Divide persists between Minneapolis City Council, mayor over short-term homeless response

Minneapolis looks for way forward after encampment moves to 5th location

Minneapolis looks for way forward after encampment moves to 5th location

The morning after fire wiped out the latest iteration of a large homeless encampment in South Minneapolis, displacing people living there for the fourth time this year, a few members of the Minneapolis City Council used the moment to call again for a change to the city’s homeless response, specifically through a few proposed ordinances 5 EYEWITNESS NEWS first reported about last month.

“Encampments are not dignified housing. They are not a permanent solution for any. But the reality is that the status quo at every level is a failure,” said City Council Vice President Aisha Chughtai, joined by Ward 9 Council Member Jason Chavez and Ward 12 Council Member Aurin Chowdhury.

“The whack-a-mole we’re seeing from our mayor and his administration is not getting us any closer to a solution,” Chughtai added, speaking specifically to encampment evictions.

Chavez proposed a ‘safe outdoor spaces’ ordinance that would legalize small, temporary outdoor shelter spaces if passed.

“These would be run by nonprofits or community partners, and they will need to go through a city permitting process and have security and safety on site,” he explained.

There is at least one interested non-profit as of Friday: Minneapolis-based Twin Cities Recovery Project, Inc.

“We’ve been doing this work for a while,” said Christopher Burks, one of about a dozen people representing the organization at the press conference.

Responding later in the day, Mayor Jacob Frey said he wanted more details before weighing in on the proposed ordinance.

“Who’s going to be the provider that runs the encampment? What’s the security going to look like? Where’s it going to be? How are they going to get heat?” he elaborated.

Meanwhile, firewood was burning again on Friday at the camp’s new site.

Asked about safety concerns, camp organizer Christin Crabtree said they have to keep warm but have been working on mitigation.

“I was at Walmart last night late at night buying fire extinguishers. I was out there buying fire extinguishers days earlier,” she said. “We’re constantly doing everything we can to keep people as safe as possible with the resources we have. And unfortunately, the resources we have are not coming from the government.”

Frey, also responding to fire concerns said, “We got lucky that no one was seriously injured.”

Citing other ongoing public safety issues, including other 911 calls and deaths at the camp’s several sites over the past seven months, Frey stood by his administration’s call to clear the camps. The total cost has been at least hundreds of thousands of dollars.

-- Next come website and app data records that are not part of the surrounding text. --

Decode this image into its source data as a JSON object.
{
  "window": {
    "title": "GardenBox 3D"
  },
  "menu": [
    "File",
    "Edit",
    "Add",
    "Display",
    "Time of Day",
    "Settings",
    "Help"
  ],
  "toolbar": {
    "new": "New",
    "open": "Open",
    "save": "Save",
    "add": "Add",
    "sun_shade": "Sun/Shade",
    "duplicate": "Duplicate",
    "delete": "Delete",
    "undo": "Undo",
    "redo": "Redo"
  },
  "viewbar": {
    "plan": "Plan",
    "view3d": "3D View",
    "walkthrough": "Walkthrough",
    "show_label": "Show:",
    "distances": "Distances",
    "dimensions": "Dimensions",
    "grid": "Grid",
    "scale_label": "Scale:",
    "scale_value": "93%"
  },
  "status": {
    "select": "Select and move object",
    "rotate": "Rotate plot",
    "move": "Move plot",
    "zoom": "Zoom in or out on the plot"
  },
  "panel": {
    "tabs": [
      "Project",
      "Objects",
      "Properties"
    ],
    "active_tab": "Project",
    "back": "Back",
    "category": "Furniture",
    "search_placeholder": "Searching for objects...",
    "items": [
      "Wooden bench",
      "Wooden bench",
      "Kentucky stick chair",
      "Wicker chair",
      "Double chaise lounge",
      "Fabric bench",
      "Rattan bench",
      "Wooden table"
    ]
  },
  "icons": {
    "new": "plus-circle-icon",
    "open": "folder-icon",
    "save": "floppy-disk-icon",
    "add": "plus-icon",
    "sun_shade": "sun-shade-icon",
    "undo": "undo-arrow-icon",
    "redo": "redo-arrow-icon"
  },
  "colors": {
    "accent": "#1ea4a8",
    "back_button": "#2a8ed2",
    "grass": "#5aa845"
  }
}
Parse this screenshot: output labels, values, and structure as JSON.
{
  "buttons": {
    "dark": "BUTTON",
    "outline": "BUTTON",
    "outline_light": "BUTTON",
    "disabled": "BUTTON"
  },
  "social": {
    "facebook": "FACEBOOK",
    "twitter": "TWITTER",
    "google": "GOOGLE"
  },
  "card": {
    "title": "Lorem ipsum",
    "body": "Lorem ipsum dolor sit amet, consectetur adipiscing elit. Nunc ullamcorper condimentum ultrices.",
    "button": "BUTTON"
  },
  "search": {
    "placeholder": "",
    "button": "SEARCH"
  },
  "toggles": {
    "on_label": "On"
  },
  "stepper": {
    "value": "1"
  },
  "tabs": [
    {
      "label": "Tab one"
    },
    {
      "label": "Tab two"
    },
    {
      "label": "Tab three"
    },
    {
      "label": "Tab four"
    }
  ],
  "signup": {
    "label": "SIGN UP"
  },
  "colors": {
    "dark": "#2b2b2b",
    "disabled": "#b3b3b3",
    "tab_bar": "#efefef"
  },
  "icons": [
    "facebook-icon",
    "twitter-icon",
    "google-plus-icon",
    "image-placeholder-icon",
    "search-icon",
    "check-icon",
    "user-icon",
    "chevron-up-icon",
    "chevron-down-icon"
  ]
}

“I’m the one that gets the horrible news first when a little kid gets killed or a fire occurs. We’ve got to be able to respond,” he said. “And again, I would ask — and I’m open, again, as I said before, I’m open — but why not do those things inside?”